What you should do: Would you output each record exactly as it stands?

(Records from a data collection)
Segment Open
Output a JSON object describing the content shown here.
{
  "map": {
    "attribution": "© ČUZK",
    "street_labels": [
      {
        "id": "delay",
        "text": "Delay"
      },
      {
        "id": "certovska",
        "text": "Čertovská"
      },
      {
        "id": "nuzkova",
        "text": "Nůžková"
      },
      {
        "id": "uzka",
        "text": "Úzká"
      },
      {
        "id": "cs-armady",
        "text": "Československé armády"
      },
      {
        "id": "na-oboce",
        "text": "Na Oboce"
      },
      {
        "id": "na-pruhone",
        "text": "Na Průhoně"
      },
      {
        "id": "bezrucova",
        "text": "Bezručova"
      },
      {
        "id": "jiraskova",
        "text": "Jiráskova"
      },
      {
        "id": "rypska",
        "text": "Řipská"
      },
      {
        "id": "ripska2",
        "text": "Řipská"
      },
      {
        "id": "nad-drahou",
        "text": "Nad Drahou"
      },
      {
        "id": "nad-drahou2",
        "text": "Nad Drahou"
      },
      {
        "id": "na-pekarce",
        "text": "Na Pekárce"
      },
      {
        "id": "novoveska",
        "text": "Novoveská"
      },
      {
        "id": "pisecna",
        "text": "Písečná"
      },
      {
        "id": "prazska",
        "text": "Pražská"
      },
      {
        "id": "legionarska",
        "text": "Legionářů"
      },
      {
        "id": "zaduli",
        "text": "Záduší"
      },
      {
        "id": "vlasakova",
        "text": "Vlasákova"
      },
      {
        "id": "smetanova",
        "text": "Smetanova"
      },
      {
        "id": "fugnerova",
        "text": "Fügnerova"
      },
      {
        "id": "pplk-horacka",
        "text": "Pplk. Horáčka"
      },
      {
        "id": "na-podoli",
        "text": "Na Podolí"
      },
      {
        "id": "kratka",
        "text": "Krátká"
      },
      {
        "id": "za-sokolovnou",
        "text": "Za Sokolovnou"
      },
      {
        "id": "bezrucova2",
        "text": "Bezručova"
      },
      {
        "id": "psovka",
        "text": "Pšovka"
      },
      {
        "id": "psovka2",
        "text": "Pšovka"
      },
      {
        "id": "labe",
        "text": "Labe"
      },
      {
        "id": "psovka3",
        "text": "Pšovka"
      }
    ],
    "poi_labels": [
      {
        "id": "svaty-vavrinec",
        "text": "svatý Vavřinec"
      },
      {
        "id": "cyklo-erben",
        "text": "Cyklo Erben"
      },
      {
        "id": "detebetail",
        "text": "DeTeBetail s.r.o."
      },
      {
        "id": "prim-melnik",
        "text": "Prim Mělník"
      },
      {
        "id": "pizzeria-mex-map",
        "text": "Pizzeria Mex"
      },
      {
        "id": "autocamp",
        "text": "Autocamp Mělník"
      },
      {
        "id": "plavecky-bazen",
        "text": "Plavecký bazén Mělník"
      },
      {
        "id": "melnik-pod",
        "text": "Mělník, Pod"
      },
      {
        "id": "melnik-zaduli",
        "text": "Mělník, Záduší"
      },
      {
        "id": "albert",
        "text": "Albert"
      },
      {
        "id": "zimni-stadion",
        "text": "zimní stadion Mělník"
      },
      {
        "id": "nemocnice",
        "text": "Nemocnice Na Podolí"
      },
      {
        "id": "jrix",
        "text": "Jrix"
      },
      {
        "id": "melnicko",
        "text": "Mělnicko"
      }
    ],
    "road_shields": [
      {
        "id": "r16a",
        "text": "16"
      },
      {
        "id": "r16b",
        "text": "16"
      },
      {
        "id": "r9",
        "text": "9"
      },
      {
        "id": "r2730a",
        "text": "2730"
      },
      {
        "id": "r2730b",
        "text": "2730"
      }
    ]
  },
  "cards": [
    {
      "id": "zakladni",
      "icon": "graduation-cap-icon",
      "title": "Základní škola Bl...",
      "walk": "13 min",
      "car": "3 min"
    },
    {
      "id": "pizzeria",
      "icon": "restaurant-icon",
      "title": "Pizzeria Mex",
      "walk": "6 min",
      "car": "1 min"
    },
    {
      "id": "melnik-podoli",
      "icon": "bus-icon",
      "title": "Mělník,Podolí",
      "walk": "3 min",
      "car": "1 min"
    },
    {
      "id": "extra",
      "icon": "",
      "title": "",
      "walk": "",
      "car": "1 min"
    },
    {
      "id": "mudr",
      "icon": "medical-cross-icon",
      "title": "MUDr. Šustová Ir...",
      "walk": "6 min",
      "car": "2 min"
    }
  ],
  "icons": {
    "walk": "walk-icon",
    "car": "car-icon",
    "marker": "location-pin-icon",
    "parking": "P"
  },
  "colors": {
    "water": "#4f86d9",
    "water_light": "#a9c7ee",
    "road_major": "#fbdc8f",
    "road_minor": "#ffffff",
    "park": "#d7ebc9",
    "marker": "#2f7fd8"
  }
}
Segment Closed
Final answer:
Output a JSON object describing the content shown here.
{
  "map": {
    "attribution": "© ČUZK",
    "street_labels": [
      {
        "id": "delay",
        "text": "Delay"
      },
      {
        "id": "certovska",
        "text": "Čertovská"
      },
      {
        "id": "nuzkova",
        "text": "Nůžková"
      },
      {
        "id": "uzka",
        "text": "Úzká"
      },
      {
        "id": "cs-armady",
        "text": "Československé armády"
      },
      {
        "id": "na-oboce",
        "text": "Na Oboce"
      },
      {
        "id": "na-pruhone",
        "text": "Na Průhoně"
      },
      {
        "id": "bezrucova",
        "text": "Bezručova"
      },
      {
        "id": "jiraskova",
        "text": "Jiráskova"
      },
      {
        "id": "rypska",
        "text": "Řipská"
      },
      {
        "id": "ripska2",
        "text": "Řipská"
      },
      {
        "id": "nad-drahou",
        "text": "Nad Drahou"
      },
      {
        "id": "nad-drahou2",
        "text": "Nad Drahou"
      },
      {
        "id": "na-pekarce",
        "text": "Na Pekárce"
      },
      {
        "id": "novoveska",
        "text": "Novoveská"
      },
      {
        "id": "pisecna",
        "text": "Písečná"
      },
      {
        "id": "prazska",
        "text": "Pražská"
      },
      {
        "id": "legionarska",
        "text": "Legionářů"
      },
      {
        "id": "zaduli",
        "text": "Záduší"
      },
      {
        "id": "vlasakova",
        "text": "Vlasákova"
      },
      {
        "id": "smetanova",
        "text": "Smetanova"
      },
      {
        "id": "fugnerova",
        "text": "Fügnerova"
      },
      {
        "id": "pplk-horacka",
        "text": "Pplk. Horáčka"
      },
      {
        "id": "na-podoli",
        "text": "Na Podolí"
      },
      {
        "id": "kratka",
        "text": "Krátká"
      },
      {
        "id": "za-sokolovnou",
        "text": "Za Sokolovnou"
      },
      {
        "id": "bezrucova2",
        "text": "Bezručova"
      },
      {
        "id": "psovka",
        "text": "Pšovka"
      },
      {
        "id": "psovka2",
        "text": "Pšovka"
      },
      {
        "id": "labe",
        "text": "Labe"
      },
      {
        "id": "psovka3",
        "text": "Pšovka"
      }
    ],
    "poi_labels": [
      {
        "id": "svaty-vavrinec",
        "text": "svatý Vavřinec"
      },
      {
        "id": "cyklo-erben",
        "text": "Cyklo Erben"
      },
      {
        "id": "detebetail",
        "text": "DeTeBetail s.r.o."
      },
      {
        "id": "prim-melnik",
        "text": "Prim Mělník"
      },
      {
        "id": "pizzeria-mex-map",
        "text": "Pizzeria Mex"
      },
      {
        "id": "autocamp",
        "text": "Autocamp Mělník"
      },
      {
        "id": "plavecky-bazen",
        "text": "Plavecký bazén Mělník"
      },
      {
        "id": "melnik-pod",
        "text": "Mělník, Pod"
      },
      {
        "id": "melnik-zaduli",
        "text": "Mělník, Záduší"
      },
      {
        "id": "albert",
        "text": "Albert"
      },
      {
        "id": "zimni-stadion",
        "text": "zimní stadion Mělník"
      },
      {
        "id": "nemocnice",
        "text": "Nemocnice Na Podolí"
      },
      {
        "id": "jrix",
        "text": "Jrix"
      },
      {
        "id": "melnicko",
        "text": "Mělnicko"
      }
    ],
    "road_shields": [
      {
        "id": "r16a",
        "text": "16"
      },
      {
        "id": "r16b",
        "text": "16"
      },
      {
        "id": "r9",
        "text": "9"
      },
      {
        "id": "r2730a",
        "text": "2730"
      },
      {
        "id": "r2730b",
        "text": "2730"
      }
    ]
  },
  "cards": [
    {
      "id": "zakladni",
      "icon": "graduation-cap-icon",
      "title": "Základní škola Bl...",
      "walk": "13 min",
      "car": "3 min"
    },
    {
      "id": "pizzeria",
      "icon": "restaurant-icon",
      "title": "Pizzeria Mex",
      "walk": "6 min",
      "car": "1 min"
    },
    {
      "id": "melnik-podoli",
      "icon": "bus-icon",
      "title": "Mělník,Podolí",
      "walk": "3 min",
      "car": "1 min"
    },
    {
      "id": "extra",
      "icon": "",
      "title": "",
      "walk": "",
      "car": "1 min"
    },
    {
      "id": "mudr",
      "icon": "medical-cross-icon",
      "title": "MUDr. Šustová Ir...",
      "walk": "6 min",
      "car": "2 min"
    }
  ],
  "icons": {
    "walk": "walk-icon",
    "car": "car-icon",
    "marker": "location-pin-icon",
    "parking": "P"
  },
  "colors": {
    "water": "#4f86d9",
    "water_light": "#a9c7ee",
    "road_major": "#fbdc8f",
    "road_minor": "#ffffff",
    "park": "#d7ebc9",
    "marker": "#2f7fd8"
  }
}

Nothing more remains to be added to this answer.